Grant's Presidency is remembered mainly for scandals, but this, again, is the result of southern slander. Yes, there were scandals, but that was pretty much the norm for nineteenth-century politics. Grant's enemies made much of his because they were determined to stop his policies:
Grant deserves to be remembered much better than he is.
As president, Grant was determined to achieve national reconciliation, but on the terms of the victorious North, not the defeated Confederates. He fought hard and successfully for ratification of the 15th Amendment, banning disenfranchisement on account of race, color or previous condition of servitude. When recalcitrant Southern whites fought back under the white hoods and robes of the Ku Klux Klan, murdering and terrorizing blacks and their political supporters, Grant secured legislation that empowered him to unleash federal force. By 1872, the Klan was effectively dead.

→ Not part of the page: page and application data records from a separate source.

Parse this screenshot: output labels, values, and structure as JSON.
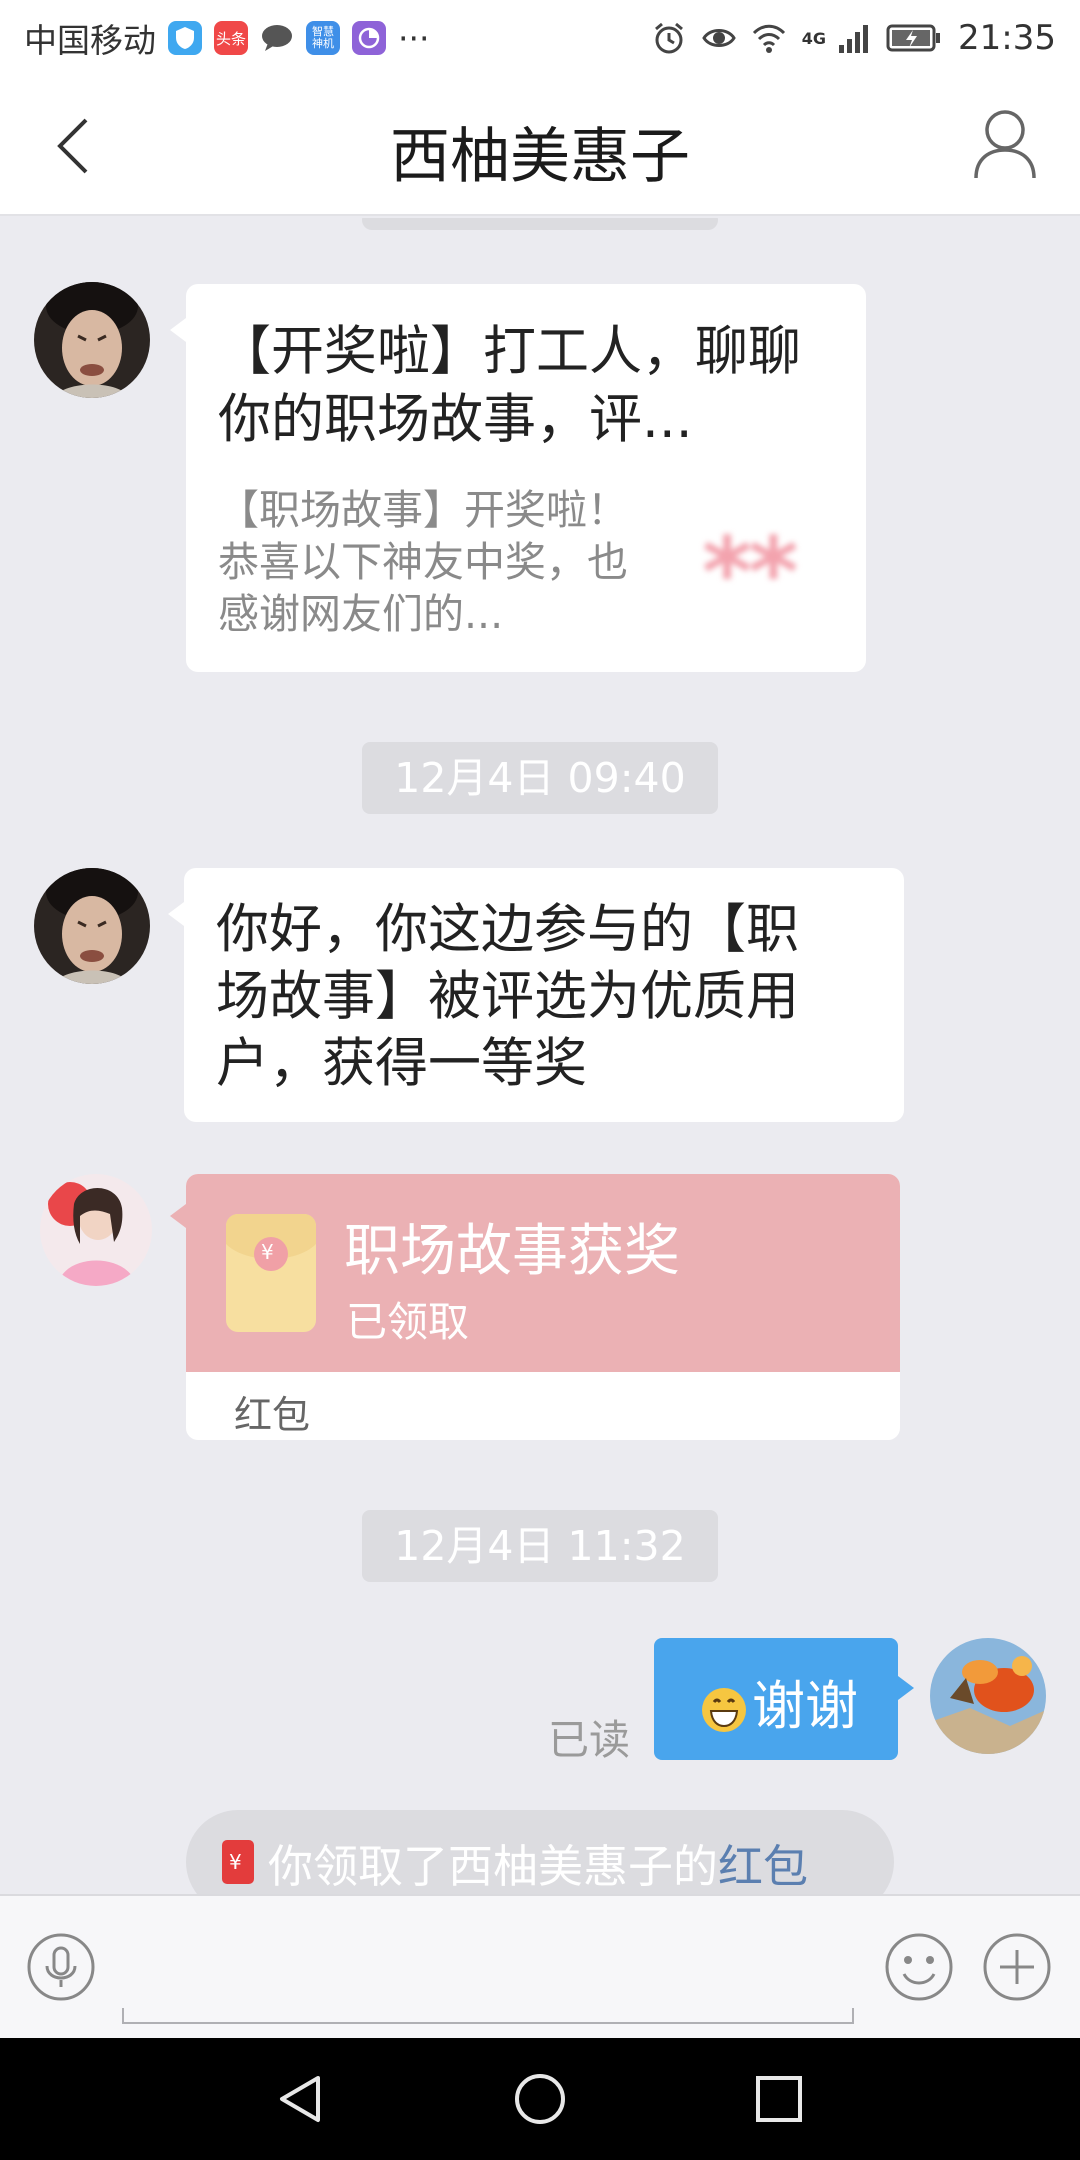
{
  "status_bar": {
    "carrier": "中国移动",
    "app_icons": [
      "shield-app-icon",
      "toutiao-app-icon",
      "chat-app-icon",
      "zhiyun-app-icon",
      "pie-app-icon"
    ],
    "toutiao_label": "头条",
    "zhiyun_label": "智慧\n神机",
    "more": "···",
    "network": "4G",
    "time": "21:35"
  },
  "header": {
    "title": "西柚美惠子"
  },
  "messages": [
    {
      "type": "link-card",
      "sender": "西柚美惠子",
      "title": "【开奖啦】打工人，聊聊你的职场故事，评...",
      "description": "【职场故事】开奖啦！恭喜以下神友中奖，也感谢网友们的...",
      "thumb_text": "**"
    },
    {
      "type": "timestamp",
      "text": "12月4日 09:40"
    },
    {
      "type": "text",
      "sender": "西柚美惠子",
      "text": "你好，你这边参与的【职场故事】被评选为优质用户，获得一等奖"
    },
    {
      "type": "red-packet",
      "title": "职场故事获奖",
      "status": "已领取",
      "label": "红包",
      "symbol": "¥"
    },
    {
      "type": "timestamp",
      "text": "12月4日 11:32"
    },
    {
      "type": "self-text",
      "read_receipt": "已读",
      "text": "谢谢"
    },
    {
      "type": "system",
      "text_prefix": "你领取了西柚美惠子的",
      "link": "红包",
      "symbol": "¥"
    }
  ],
  "colors": {
    "accent_blue": "#49a5ed",
    "red_packet": "#ebb1b4",
    "chat_bg": "#ebebf0"
  }
}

For Grant, Reconstruction always remained of paramount importance, and he remained steadfast, even when members of his own party turned their backs on the former slaves. After white supremacists slaughtered blacks and Republicans in Louisiana in 1873 and attempted a coup the following year, Grant took swift and forceful action to restore order and legitimate government. With the political tide running heavily against him, Grant still managed to see through to enactment the Civil Rights Act of 1875, which prohibited discrimination according to race in all public accommodations.
I don't hate Reagan like a lot of my liberal friends. He stood up for freedom at a time when many American conservatives (Nixon, Kissinger and their crew) thought totalitarian nations had such a military advantage than America could only win the Cold War by becoming a sort of dictatorship. But Reagan thought the government should not be doing much of anything to help the poor and disenfranchised of our own country. He thought the government should just get out of the way and let people rise or fall by their own efforts. Grant at least understood that there were powerful forces blocking the rise of blacks and other impoverished Americans, and he did what he could to fight the most violent of those forces.

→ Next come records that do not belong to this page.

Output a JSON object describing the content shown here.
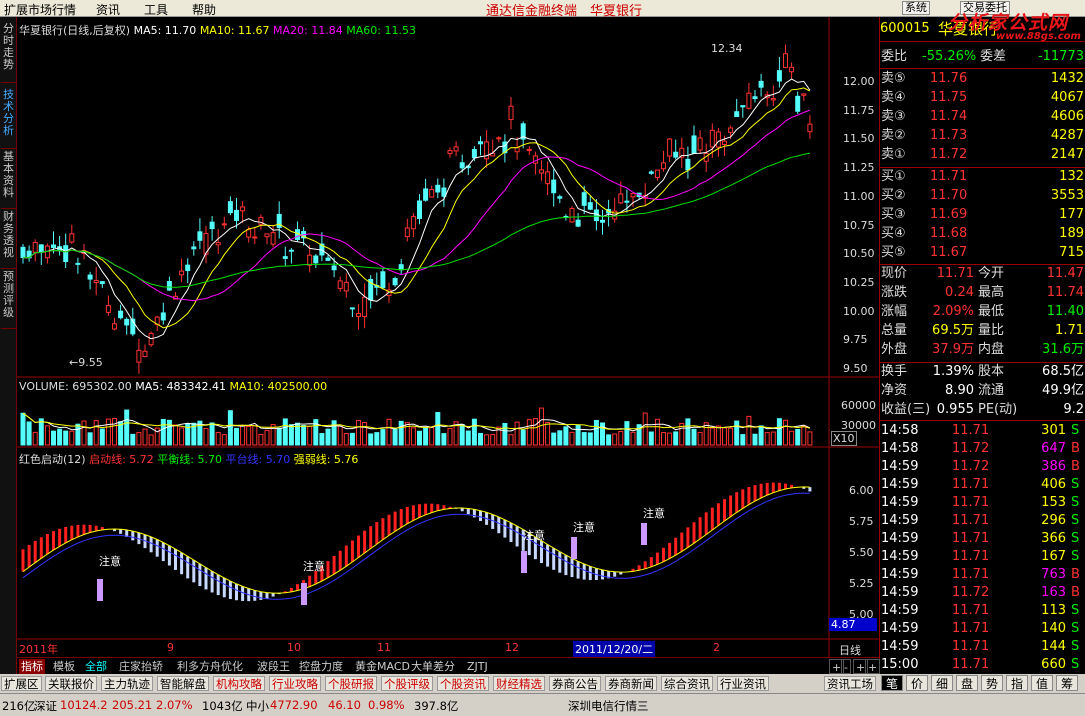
{
  "menu": {
    "items": [
      "扩展市场行情",
      "资讯",
      "工具",
      "帮助"
    ],
    "center_title": "通达信金融终端",
    "center_stock": "华夏银行",
    "btn_system": "系统",
    "btn_trade": "交易委托"
  },
  "logo": {
    "main": "分析家公式网",
    "url": "www.88gs.com"
  },
  "left_tabs": [
    "分时走势",
    "技术分析",
    "基本资料",
    "财务透视",
    "预测评级"
  ],
  "price_panel": {
    "title": "华夏银行(日线,后复权)",
    "ma5": "MA5: 11.70",
    "ma10": "MA10: 11.67",
    "ma20": "MA20: 11.84",
    "ma60": "MA60: 11.53",
    "high_label": "12.34",
    "low_label": "9.55",
    "yticks": [
      "12.00",
      "11.75",
      "11.50",
      "11.25",
      "11.00",
      "10.75",
      "10.50",
      "10.25",
      "10.00",
      "9.75",
      "9.50"
    ]
  },
  "volume_panel": {
    "legend": "VOLUME: 695302.00",
    "ma5": "MA5: 483342.41",
    "ma10": "MA10: 402500.00",
    "yticks": [
      "60000",
      "30000"
    ],
    "unit": "X10"
  },
  "indicator_panel": {
    "name": "红色启动(12)",
    "l1": "启动线: 5.72",
    "l2": "平衡线: 5.70",
    "l3": "平台线: 5.70",
    "l4": "强弱线: 5.76",
    "notes": [
      "注意",
      "注意",
      "注意",
      "注意",
      "注意"
    ],
    "yticks": [
      "6.00",
      "5.75",
      "5.50",
      "5.25",
      "5.00"
    ],
    "cursor_value": "4.87"
  },
  "x_axis": {
    "labels": [
      "2011年",
      "9",
      "10",
      "11",
      "12",
      "2011/12/20/二",
      "2"
    ],
    "period": "日线"
  },
  "quote": {
    "code": "600015",
    "name": "华夏银行",
    "wb_label": "委比",
    "wb": "-55.26%",
    "wc_label": "委差",
    "wc": "-11773",
    "sell": [
      {
        "l": "卖⑤",
        "p": "11.76",
        "v": "1432"
      },
      {
        "l": "卖④",
        "p": "11.75",
        "v": "4067"
      },
      {
        "l": "卖③",
        "p": "11.74",
        "v": "4606"
      },
      {
        "l": "卖②",
        "p": "11.73",
        "v": "4287"
      },
      {
        "l": "卖①",
        "p": "11.72",
        "v": "2147"
      }
    ],
    "buy": [
      {
        "l": "买①",
        "p": "11.71",
        "v": "132"
      },
      {
        "l": "买②",
        "p": "11.70",
        "v": "3553"
      },
      {
        "l": "买③",
        "p": "11.69",
        "v": "177"
      },
      {
        "l": "买④",
        "p": "11.68",
        "v": "189"
      },
      {
        "l": "买⑤",
        "p": "11.67",
        "v": "715"
      }
    ],
    "stats": [
      {
        "a": "现价",
        "av": "11.71",
        "b": "今开",
        "bv": "11.47"
      },
      {
        "a": "涨跌",
        "av": "0.24",
        "b": "最高",
        "bv": "11.74"
      },
      {
        "a": "涨幅",
        "av": "2.09%",
        "b": "最低",
        "bv": "11.40"
      },
      {
        "a": "总量",
        "av": "69.5万",
        "b": "量比",
        "bv": "1.71"
      },
      {
        "a": "外盘",
        "av": "37.9万",
        "b": "内盘",
        "bv": "31.6万"
      }
    ],
    "stats2": [
      {
        "a": "换手",
        "av": "1.39%",
        "b": "股本",
        "bv": "68.5亿"
      },
      {
        "a": "净资",
        "av": "8.90",
        "b": "流通",
        "bv": "49.9亿"
      },
      {
        "a": "收益(三)",
        "av": "0.955",
        "b": "PE(动)",
        "bv": "9.2"
      }
    ],
    "ticks": [
      {
        "t": "14:58",
        "p": "11.71",
        "v": "301",
        "s": "S"
      },
      {
        "t": "14:58",
        "p": "11.72",
        "v": "647",
        "s": "B"
      },
      {
        "t": "14:59",
        "p": "11.72",
        "v": "386",
        "s": "B"
      },
      {
        "t": "14:59",
        "p": "11.71",
        "v": "406",
        "s": "S"
      },
      {
        "t": "14:59",
        "p": "11.71",
        "v": "153",
        "s": "S"
      },
      {
        "t": "14:59",
        "p": "11.71",
        "v": "296",
        "s": "S"
      },
      {
        "t": "14:59",
        "p": "11.71",
        "v": "366",
        "s": "S"
      },
      {
        "t": "14:59",
        "p": "11.71",
        "v": "167",
        "s": "S"
      },
      {
        "t": "14:59",
        "p": "11.71",
        "v": "763",
        "s": "B"
      },
      {
        "t": "14:59",
        "p": "11.72",
        "v": "163",
        "s": "B"
      },
      {
        "t": "14:59",
        "p": "11.71",
        "v": "113",
        "s": "S"
      },
      {
        "t": "14:59",
        "p": "11.71",
        "v": "140",
        "s": "S"
      },
      {
        "t": "14:59",
        "p": "11.71",
        "v": "144",
        "s": "S"
      },
      {
        "t": "15:00",
        "p": "11.71",
        "v": "660",
        "s": "S"
      }
    ]
  },
  "bottom_tabs": [
    "指标",
    "模板",
    "全部",
    "庄家抬轿",
    "利多方舟优化",
    "波段王",
    "控盘力度",
    "黄金MACD",
    "大单差分",
    "ZJTJ"
  ],
  "bottom_right": [
    "+",
    "-",
    "+",
    "+"
  ],
  "link_bar": [
    "扩展区",
    "关联报价",
    "主力轨迹",
    "智能解盘",
    "机构攻略",
    "行业攻略",
    "个股研报",
    "个股评级",
    "个股资讯",
    "财经精选",
    "券商公告",
    "券商新闻",
    "综合资讯",
    "行业资讯",
    "资讯工场"
  ],
  "right_tabs": [
    "笔",
    "价",
    "细",
    "盘",
    "势",
    "指",
    "值",
    "筹"
  ],
  "status": {
    "a": "216亿",
    "b": "深证",
    "c": "10124.2",
    "d": "205.21",
    "e": "2.07%",
    "f": "1043亿",
    "g": "中小",
    "h": "4772.90",
    "i": "46.10",
    "j": "0.98%",
    "k": "397.8亿",
    "l": "深圳电信行情三"
  },
  "colors": {
    "up": "#ff3232",
    "down": "#54fcfc",
    "yellow": "#ffff00",
    "magenta": "#ff00ff",
    "green": "#00e000",
    "bg": "#000000"
  }
}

Reagan is a hero to conservatives because he gave new energy and hope to the conservative movement. He was a great party leader. That is quite a different thing, though, than being a great president, or even a great general.
Grant was a great general, a good president, and a thoroughly decent man. He fought for American unity, and for the rights of all Americans, regardless of color. He deserves his place on the $50 bill.